Allow me to start with what Yearbook get right. Take fourth track ‘Classic Literature’. A superimposition of riffage and lickage full of proggy bends kicks things off with panache, but is swiftly followed by gently strummed chords before the soft vocal delivery rises into a shrieking storm of crashing cymbals galore. “I am Napoleon / I’m changing the rules” resounding over a rousing melodic finale only confirms the band’s desire to consistently mix things up, even if the parts themselves aren’t the most ingenious in themselves (compare and contrast to the likes of what Tubelord used to do).
That lack of genuine inventiveness on display perhaps reaches its epitome in closing track ‘Sinker’, less an echo of Brand New circa 2006 than a second-rate copy à la tribute band. Vocal mannerisms, song structure and instrumental arrangement all mirror Lacey and cohorts to an almost laughable degree, but much like B-movies borrow the conventions of blockbuster cinema and vulgarize them, it doesn’t inherently make it a bad track. In fact it’s by and large one of the EP’s highlights and, if anything, proves that they could do well should they decide to bring the same drawn-out emotionality to their own brand of songwriting.

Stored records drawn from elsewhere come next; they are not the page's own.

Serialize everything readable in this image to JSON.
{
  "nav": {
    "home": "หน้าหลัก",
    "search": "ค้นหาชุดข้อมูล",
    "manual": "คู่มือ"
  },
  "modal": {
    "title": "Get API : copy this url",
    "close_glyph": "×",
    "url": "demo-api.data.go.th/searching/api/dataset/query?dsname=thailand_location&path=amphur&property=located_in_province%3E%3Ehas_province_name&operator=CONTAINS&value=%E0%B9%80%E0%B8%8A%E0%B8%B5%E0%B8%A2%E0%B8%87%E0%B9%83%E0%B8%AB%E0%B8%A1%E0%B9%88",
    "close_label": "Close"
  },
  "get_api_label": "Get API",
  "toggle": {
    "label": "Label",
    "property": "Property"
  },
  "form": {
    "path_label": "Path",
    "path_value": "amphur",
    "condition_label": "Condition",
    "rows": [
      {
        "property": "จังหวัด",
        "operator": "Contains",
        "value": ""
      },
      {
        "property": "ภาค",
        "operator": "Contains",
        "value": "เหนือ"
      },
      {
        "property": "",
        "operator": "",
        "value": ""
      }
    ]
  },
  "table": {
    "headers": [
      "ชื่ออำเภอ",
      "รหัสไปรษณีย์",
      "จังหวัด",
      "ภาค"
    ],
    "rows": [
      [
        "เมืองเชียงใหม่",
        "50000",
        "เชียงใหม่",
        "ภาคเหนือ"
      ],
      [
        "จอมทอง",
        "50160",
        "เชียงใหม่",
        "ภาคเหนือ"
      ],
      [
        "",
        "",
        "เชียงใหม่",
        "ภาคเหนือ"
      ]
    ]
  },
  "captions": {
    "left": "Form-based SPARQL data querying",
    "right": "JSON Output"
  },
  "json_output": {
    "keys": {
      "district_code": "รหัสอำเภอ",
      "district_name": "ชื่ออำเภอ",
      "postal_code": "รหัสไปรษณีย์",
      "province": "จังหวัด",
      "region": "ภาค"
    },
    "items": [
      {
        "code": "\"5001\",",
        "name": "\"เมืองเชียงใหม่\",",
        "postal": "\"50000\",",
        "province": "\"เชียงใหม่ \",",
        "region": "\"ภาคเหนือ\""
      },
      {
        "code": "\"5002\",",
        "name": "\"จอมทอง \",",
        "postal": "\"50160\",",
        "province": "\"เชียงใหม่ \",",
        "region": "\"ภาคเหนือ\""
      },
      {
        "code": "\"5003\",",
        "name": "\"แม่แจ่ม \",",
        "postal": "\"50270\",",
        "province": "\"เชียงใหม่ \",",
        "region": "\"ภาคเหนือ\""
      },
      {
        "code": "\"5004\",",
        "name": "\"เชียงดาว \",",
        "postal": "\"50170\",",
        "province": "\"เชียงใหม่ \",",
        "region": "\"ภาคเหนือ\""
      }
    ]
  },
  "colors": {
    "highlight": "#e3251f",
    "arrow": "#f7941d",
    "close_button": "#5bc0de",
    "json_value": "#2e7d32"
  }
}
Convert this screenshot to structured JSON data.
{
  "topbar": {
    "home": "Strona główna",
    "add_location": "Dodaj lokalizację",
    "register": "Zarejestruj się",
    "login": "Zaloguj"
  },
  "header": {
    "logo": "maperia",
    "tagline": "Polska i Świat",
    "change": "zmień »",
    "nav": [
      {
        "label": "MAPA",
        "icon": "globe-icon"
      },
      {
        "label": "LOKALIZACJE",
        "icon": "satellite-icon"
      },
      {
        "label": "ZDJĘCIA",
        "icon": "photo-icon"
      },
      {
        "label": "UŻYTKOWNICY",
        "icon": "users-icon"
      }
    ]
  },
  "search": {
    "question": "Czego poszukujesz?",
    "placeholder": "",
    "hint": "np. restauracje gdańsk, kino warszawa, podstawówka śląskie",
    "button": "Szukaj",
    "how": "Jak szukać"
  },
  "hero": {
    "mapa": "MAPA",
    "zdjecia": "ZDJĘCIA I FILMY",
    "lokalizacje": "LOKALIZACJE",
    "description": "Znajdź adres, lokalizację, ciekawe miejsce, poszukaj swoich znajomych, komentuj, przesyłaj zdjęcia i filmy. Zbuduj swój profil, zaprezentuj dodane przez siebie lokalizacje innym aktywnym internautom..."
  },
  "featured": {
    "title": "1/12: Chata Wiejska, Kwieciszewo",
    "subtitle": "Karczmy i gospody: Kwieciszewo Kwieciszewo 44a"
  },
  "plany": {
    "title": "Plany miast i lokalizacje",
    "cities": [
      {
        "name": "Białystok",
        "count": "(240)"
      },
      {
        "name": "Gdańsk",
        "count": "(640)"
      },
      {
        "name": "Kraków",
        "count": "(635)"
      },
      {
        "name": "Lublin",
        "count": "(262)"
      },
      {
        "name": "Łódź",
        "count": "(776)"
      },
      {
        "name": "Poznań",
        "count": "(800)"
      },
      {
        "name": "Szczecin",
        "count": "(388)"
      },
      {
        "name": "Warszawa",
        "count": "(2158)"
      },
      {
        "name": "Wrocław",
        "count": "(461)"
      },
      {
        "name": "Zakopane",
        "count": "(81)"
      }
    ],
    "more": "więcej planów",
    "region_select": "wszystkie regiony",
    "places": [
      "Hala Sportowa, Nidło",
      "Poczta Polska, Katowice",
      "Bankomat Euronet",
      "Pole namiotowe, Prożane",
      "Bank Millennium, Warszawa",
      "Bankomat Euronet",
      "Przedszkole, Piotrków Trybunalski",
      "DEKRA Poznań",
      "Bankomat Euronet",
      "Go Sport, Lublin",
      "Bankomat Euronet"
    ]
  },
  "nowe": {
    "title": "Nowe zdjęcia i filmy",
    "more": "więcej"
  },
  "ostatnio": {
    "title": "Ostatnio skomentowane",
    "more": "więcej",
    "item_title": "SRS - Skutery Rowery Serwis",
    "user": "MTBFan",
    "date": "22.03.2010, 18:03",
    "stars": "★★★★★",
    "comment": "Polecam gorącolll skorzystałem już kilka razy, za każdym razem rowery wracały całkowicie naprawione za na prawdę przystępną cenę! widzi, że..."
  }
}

The rest of the EP is largely lukewarm. ‘Old Bones’ is entirely too reliant on effects to get any sort of drive going, especially for an opening track. ‘Ropes’ makes for an above-average indie-pop number, imbued with some welcome sentiment. ‘Time Management’, while a testament to their versatility, suffers badly from poor mixing. Finally ‘We Are Strangers’ boasts some classic alt. rock riffs, some of that sweet dirty bass, twinkly verses and a pretty swell chorus. Something for everyone, in short. For all its faults, ‘Old Bones’ betrays some very real talent, and a tangible enthusiasm for making exciting music. It’s early days still, and Yearbook have something to build on and if their progress curve is to be believed, it’ll only get better.
’Old Bones’ by Yearbook is released on 5th March on Spinefarm Records.
Words by James Berclaz-Lewis (@swissbearclaw)